:: WHAT YOU ARE ASKED TO DO ::
All lines in the records below with the word "nhận" must be returned.

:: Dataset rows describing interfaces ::
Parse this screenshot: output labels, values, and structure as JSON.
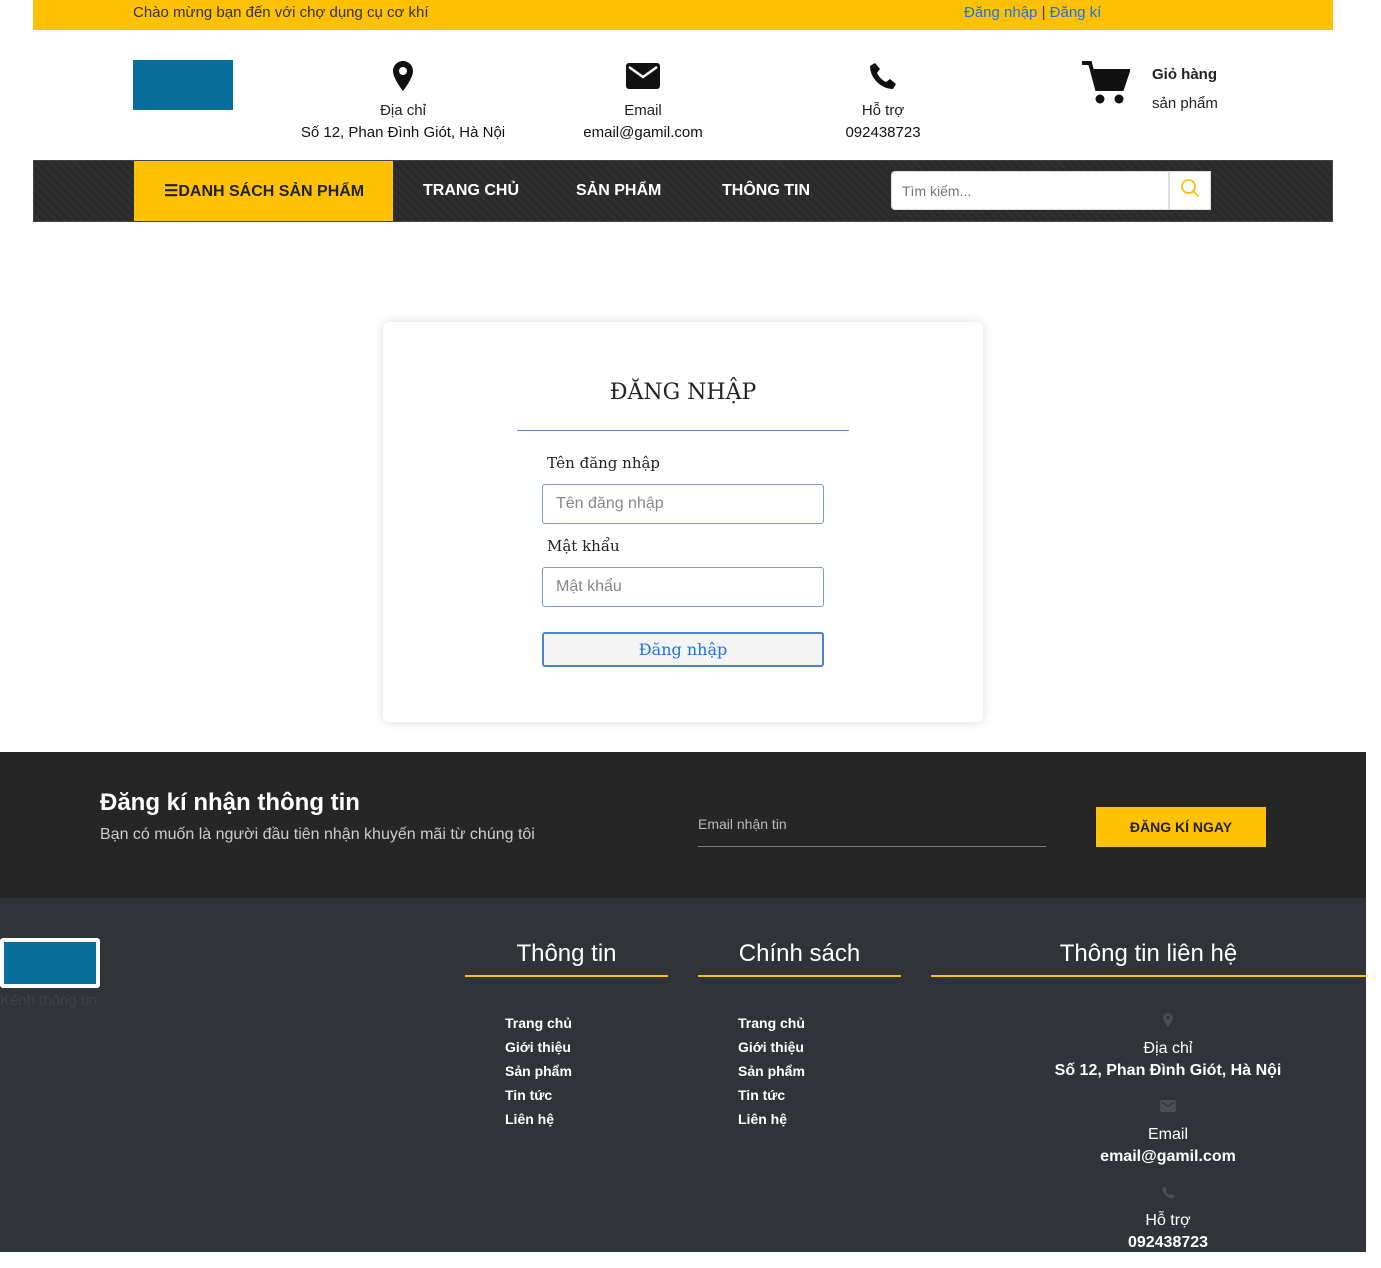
{
  "topbar": {
    "welcome": "Chào mừng bạn đến với chợ dụng cụ cơ khí",
    "login": "Đăng nhập",
    "separator": "|",
    "register": "Đăng kí"
  },
  "header": {
    "address_label": "Địa chỉ",
    "address_value": "Số 12, Phan Đình Giót, Hà Nội",
    "email_label": "Email",
    "email_value": "email@gamil.com",
    "support_label": "Hỗ trợ",
    "support_value": "092438723",
    "cart_title": "Giỏ hàng",
    "cart_sub": "sản phẩm"
  },
  "nav": {
    "categories": "☰DANH SÁCH SẢN PHẨM",
    "items": [
      "TRANG CHỦ",
      "SẢN PHẨM",
      "THÔNG TIN"
    ],
    "search_placeholder": "Tìm kiếm..."
  },
  "login": {
    "title": "ĐĂNG NHẬP",
    "username_label": "Tên đăng nhập",
    "username_placeholder": "Tên đăng nhập",
    "password_label": "Mật khẩu",
    "password_placeholder": "Mật khẩu",
    "submit": "Đăng nhập"
  },
  "newsletter": {
    "title": "Đăng kí nhận thông tin",
    "subtitle": "Bạn có muốn là người đầu tiên nhận khuyến mãi từ chúng tôi",
    "email_placeholder": "Email nhận tin",
    "button": "ĐĂNG KÍ NGAY"
  },
  "footer": {
    "channel": "Kênh thông tin",
    "col1_title": "Thông tin",
    "col1_links": [
      "Trang chủ",
      "Giới thiệu",
      "Sản phẩm",
      "Tin tức",
      "Liên hệ"
    ],
    "col2_title": "Chính sách",
    "col2_links": [
      "Trang chủ",
      "Giới thiệu",
      "Sản phẩm",
      "Tin tức",
      "Liên hệ"
    ],
    "col3_title": "Thông tin liên hệ",
    "address_label": "Địa chỉ",
    "address_value": "Số 12, Phan Đình Giót, Hà Nội",
    "email_label": "Email",
    "email_value": "email@gamil.com",
    "support_label": "Hỗ trợ",
    "support_value": "092438723"
  },
  "colors": {
    "accent": "#fec104",
    "logo": "#086e9c",
    "nav_bg": "#2a2a2a",
    "newsletter_bg": "#262626",
    "footer_bg": "#303438",
    "link": "#1a73e8"
  }
}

:: RESULT ::
    "title": "Đăng kí nhận thông tin",
    "subtitle": "Bạn có muốn là người đầu tiên nhận khuyến mãi từ chúng tôi",
    "email_placeholder": "Email nhận tin",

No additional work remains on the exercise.